Early Bird Gets the Worm
The Buffalo Ornithological Society Bird Count was a fantastic experience for us. We had a small role in this survey, in charge of documenting the species seen in the Port Weller and Malcolmson Park areas of St. Catharines, Ontario. The day started off with a beautiful sunrise that seemed to last for an hour. We met with a number of fellow birders at Tim Horton’s early in the morning.
The day started off quite slow, with only a few White-throated Sparrows and Dark-eyed Juncos scattered along the pathway we ventured down. As we approached the shore of Lake Ontario, we noticed a pile of feathers and remains of what was once a young gull species. As a group, we decided that this was the work of the local Coyote in the area – although we were we not able to spot the culprit on this morning.
During the count, we added a few more birds to our Niagara list for 2015:
- Green Heron
- Peregrine Falcon (Tundra)
- Rusty Blackbird
- Hermit Thrush
- Black-throated green warbler
The Rusty Blackbird was a lifer for both of us! Anytime we spot a bird we have never seen before is always an exhilarating experience. We counted 4 in total, 3 males, and 1 female.

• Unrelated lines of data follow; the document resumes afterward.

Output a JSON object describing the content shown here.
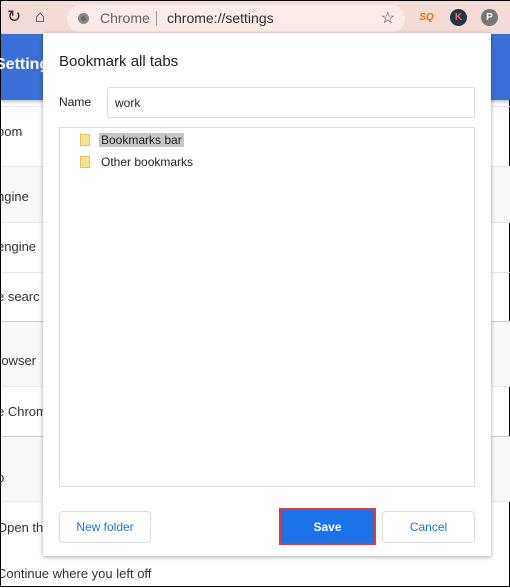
{
  "browser": {
    "site_label": "Chrome",
    "url": "chrome://settings",
    "icons": [
      "reload-icon",
      "home-icon",
      "chrome-icon",
      "star-icon",
      "extension-sq-icon",
      "extension-k-icon",
      "pinterest-icon"
    ],
    "ext_k": "K",
    "ext_sq": "SQ",
    "ext_p": "P"
  },
  "settings": {
    "header": "Settings",
    "rows": [
      "oom",
      "ngine",
      "engine",
      "e searc",
      "rowser",
      "e Chrom",
      "p",
      "Open th",
      "Continue where you left off"
    ]
  },
  "dialog": {
    "title": "Bookmark all tabs",
    "name_label": "Name",
    "name_value": "work",
    "folders": [
      {
        "label": "Bookmarks bar",
        "selected": true
      },
      {
        "label": "Other bookmarks",
        "selected": false
      }
    ],
    "new_folder": "New folder",
    "save": "Save",
    "cancel": "Cancel"
  },
  "colors": {
    "accent": "#1a73e8",
    "highlight_border": "#e53935",
    "header": "#3b6fd8"
  }
}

To me, the Rusty blackbird looks like a Common Grackle, but with the colouring of a Brown-headed Cowbird.
Choosing the right photo

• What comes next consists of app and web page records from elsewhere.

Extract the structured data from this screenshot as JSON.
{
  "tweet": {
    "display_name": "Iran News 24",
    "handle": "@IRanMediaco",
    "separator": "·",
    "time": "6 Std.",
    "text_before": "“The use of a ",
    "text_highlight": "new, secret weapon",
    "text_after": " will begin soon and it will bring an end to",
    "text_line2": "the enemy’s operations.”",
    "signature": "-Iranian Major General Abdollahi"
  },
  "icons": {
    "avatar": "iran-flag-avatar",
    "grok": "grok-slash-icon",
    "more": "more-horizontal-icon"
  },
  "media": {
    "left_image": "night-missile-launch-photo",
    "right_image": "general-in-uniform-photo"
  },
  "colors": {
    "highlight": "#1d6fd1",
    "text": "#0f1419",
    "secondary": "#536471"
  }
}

The photo above of a Golden-crowned Kinglet was taken during our bird count. This image is a perfect example of a mediocre photo, that would not end up in any of our galleries or being printed. The lighting and focus on the bird are decent, and even the birds pose is kind of cute. The main problem with this photo is the distracting orange branch in the foreground and the ultra-busy background of leaves and branches. Even the branch the kinglet is standing on leaves much to be desired. I am planning an upcoming tutorial for our YouTube channel that will discuss our practices of selecting a suitable photo for processing.
Bird Watching Success
Our day was focused on bird watching and counting bird species, with photography taking a back seat. Normally we will spend much more time in a single location, waiting for a clear shot under favourable conditions. We did not take any remarkable photographs of birds, but we did get a solid ID shot on the Peregrine Falcon.
Don’t you mean ‘blog’?
Check out our very first vlog of the Fall BOS Bird Count! We are new to this whole vlogging thing (as you will notice) but we will get better I promise. I may even convince Ashley to talk on camera so you don’t have to look at my ugly mug the entire video!
We look forward to creating more content in the future that will hopefully spark your interest in birding and bird photography!